Texas A&M graduate students’ vision for the future of outpatient healthcare delivery earned first place in a Feb. 19 American Institute of Architecture design contest in Houston.
The students competed against counterparts from five other Texas universities at a healthcare seminar held at the Texas Medical Center by AIA Houston Chapter’s [Committee on Architecture for Health] (https://aiahouston.org/v/site-home/Committee-On-Architecture-for-Health/3f/) .
Students were asked to create a design that responds to increased demand for primary care resulting from the Patient Protection and Affordable Care Act, a trend that has healthcare providers reimagining they way they provide care.
With guidance from faculty adviser Kirk Hamilton, interim director of the [Center for Health Systems and Design] (http://chsd.arch.tamu.edu/) , and professional adviser Fernando Rodrigues, health and wellness director at [Gensler] (http://www.gensler.com/) , Texas A&M students created a mixed-use design for a 14-acre site at the southern edge of a proposed [University of Texas at Austin Medical District] (http://downtownaustinblog.org/2013/07/24/this-is-biggest-transformation-facing-downtown-austin/) — the current location of University Medical Center Brackenridge.
The student’s solution incorporates a primary care clinic, commercial and residential space, a wellness center for healthcare education, hotel and a parking garage.
Their design’s signature feature is a series of wide pedestrian plazas and walkways providing ample connectivity between the primary care clinic, retail health facility and wellness center. Students included residential, recreational and small business spaces on the site, all of which are connected by pedestrian spaces.
“Before I first met with the team, they had already determined that connectivity was the ‘name of the game,’” said Rodrigues.

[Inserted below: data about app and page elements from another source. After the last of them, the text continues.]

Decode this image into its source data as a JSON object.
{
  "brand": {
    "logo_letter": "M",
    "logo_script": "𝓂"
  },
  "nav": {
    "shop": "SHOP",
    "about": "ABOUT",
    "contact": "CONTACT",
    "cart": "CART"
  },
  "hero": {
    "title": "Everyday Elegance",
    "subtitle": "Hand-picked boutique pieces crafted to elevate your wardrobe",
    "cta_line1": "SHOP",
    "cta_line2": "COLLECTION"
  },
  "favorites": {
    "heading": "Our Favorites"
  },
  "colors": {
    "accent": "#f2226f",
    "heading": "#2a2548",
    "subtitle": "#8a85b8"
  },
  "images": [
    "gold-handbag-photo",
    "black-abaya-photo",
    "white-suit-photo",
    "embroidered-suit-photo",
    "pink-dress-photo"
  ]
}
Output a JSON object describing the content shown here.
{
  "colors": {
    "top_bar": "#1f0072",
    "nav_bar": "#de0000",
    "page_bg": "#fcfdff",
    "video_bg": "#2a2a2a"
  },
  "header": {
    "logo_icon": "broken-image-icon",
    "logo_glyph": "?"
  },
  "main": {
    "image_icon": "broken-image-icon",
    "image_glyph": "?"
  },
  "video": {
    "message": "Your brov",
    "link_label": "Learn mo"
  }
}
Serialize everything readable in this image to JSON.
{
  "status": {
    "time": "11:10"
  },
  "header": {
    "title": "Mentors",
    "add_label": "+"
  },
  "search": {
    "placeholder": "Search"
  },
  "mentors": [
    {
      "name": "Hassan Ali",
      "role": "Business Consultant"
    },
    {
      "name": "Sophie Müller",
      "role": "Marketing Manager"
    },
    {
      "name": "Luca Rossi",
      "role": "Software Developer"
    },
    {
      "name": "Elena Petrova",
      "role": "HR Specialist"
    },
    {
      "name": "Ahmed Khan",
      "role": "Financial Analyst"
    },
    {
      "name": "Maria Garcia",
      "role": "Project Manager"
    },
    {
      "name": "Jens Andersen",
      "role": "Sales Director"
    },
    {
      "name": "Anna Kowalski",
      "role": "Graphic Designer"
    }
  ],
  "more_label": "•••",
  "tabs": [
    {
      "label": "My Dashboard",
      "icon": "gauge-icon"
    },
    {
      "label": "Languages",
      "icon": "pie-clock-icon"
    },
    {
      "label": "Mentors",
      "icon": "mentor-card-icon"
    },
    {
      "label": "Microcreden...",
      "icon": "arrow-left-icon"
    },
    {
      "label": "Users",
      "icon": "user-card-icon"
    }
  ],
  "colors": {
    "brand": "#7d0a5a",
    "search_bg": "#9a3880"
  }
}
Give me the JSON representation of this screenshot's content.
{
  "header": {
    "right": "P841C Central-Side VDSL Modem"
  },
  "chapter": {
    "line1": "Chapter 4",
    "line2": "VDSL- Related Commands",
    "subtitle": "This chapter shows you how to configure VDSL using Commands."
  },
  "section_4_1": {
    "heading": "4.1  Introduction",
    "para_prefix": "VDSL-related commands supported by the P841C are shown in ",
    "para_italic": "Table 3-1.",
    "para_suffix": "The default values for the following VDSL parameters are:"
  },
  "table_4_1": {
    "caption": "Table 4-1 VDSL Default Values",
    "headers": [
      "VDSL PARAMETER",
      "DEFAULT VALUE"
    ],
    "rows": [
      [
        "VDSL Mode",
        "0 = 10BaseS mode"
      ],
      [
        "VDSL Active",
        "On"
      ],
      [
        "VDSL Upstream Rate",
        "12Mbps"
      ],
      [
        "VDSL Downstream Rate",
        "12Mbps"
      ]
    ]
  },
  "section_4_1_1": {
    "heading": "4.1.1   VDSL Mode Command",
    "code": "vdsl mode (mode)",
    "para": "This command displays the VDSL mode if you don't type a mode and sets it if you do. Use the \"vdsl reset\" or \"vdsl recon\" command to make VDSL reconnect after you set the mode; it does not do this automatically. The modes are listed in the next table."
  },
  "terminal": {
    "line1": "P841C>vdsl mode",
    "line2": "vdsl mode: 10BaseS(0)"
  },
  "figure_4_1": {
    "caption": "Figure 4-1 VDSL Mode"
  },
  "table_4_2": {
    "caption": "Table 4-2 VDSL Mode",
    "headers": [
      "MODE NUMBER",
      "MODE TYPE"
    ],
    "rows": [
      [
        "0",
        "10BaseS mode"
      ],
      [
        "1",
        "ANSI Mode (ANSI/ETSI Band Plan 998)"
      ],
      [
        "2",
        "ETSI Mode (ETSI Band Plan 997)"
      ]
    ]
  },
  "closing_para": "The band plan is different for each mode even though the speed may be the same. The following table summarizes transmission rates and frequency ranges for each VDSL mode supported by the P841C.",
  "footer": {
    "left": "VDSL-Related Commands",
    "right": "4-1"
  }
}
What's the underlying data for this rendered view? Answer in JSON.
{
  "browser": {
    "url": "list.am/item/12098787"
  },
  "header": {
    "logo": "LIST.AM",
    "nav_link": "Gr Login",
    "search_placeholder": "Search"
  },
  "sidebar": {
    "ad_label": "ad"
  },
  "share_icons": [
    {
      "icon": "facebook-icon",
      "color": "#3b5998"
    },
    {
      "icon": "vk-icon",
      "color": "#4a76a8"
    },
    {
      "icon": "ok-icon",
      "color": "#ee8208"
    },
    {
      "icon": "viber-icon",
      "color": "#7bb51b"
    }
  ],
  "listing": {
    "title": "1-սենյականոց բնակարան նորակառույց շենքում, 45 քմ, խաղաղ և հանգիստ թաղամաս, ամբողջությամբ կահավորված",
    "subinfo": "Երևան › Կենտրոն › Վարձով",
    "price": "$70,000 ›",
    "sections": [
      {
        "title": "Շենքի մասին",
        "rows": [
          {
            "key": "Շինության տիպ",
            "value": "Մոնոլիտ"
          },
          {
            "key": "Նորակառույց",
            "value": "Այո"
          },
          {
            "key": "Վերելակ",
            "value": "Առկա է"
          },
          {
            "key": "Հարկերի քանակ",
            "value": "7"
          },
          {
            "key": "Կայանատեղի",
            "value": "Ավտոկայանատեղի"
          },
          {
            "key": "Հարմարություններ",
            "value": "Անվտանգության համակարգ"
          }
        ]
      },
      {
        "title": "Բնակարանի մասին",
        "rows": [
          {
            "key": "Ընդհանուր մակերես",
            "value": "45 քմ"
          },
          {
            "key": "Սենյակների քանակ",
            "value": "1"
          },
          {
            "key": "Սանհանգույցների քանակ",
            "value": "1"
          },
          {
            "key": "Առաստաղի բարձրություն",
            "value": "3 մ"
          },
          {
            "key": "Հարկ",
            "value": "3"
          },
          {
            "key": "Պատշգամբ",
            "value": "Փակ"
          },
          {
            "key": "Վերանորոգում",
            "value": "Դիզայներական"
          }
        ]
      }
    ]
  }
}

The design allows room for the pedestrian areas, in part, by removing the main Brackenridge building, but retains the hospital’s ancillary buildings for healthcare, commercial and other uses.
The students’ design incorporates wide swaths of pedestrian space that bridge busy downtown streets, providing safe, convenient access other nearby destinations, including a park and the eastern edge of the Texas Capitol complex, half a mile away.
“The team excelled with a convincing solution and a great presentation,” said Rodrigues.
Team members included Arsalan Gharaveis, the team’s leader and a [Ph.D. Architecture] (http://dept.arch.tamu.edu/graduate/phd/) student, Bardia Jahangiri, a [Master of Science in Construction Management] (http://cosc.arch.tamu.edu/graduate/) student, Shaghayegh Taheri, Tian Wang and Qianqian Zhang, [Master of Architecture] (http://dept.arch.tamu.edu/graduate/master-architecture/) students.
“It was a terrific experience,” said Gharaveis. “I was delighted to be part of the team, and professor Hamilton helped a lot with the project.”
The team cooperated well, said Zhang, resulting in a strong effort.
A second first place award was presented to the student design team from the University of Houston. Students from Rice University earned an honorable mention.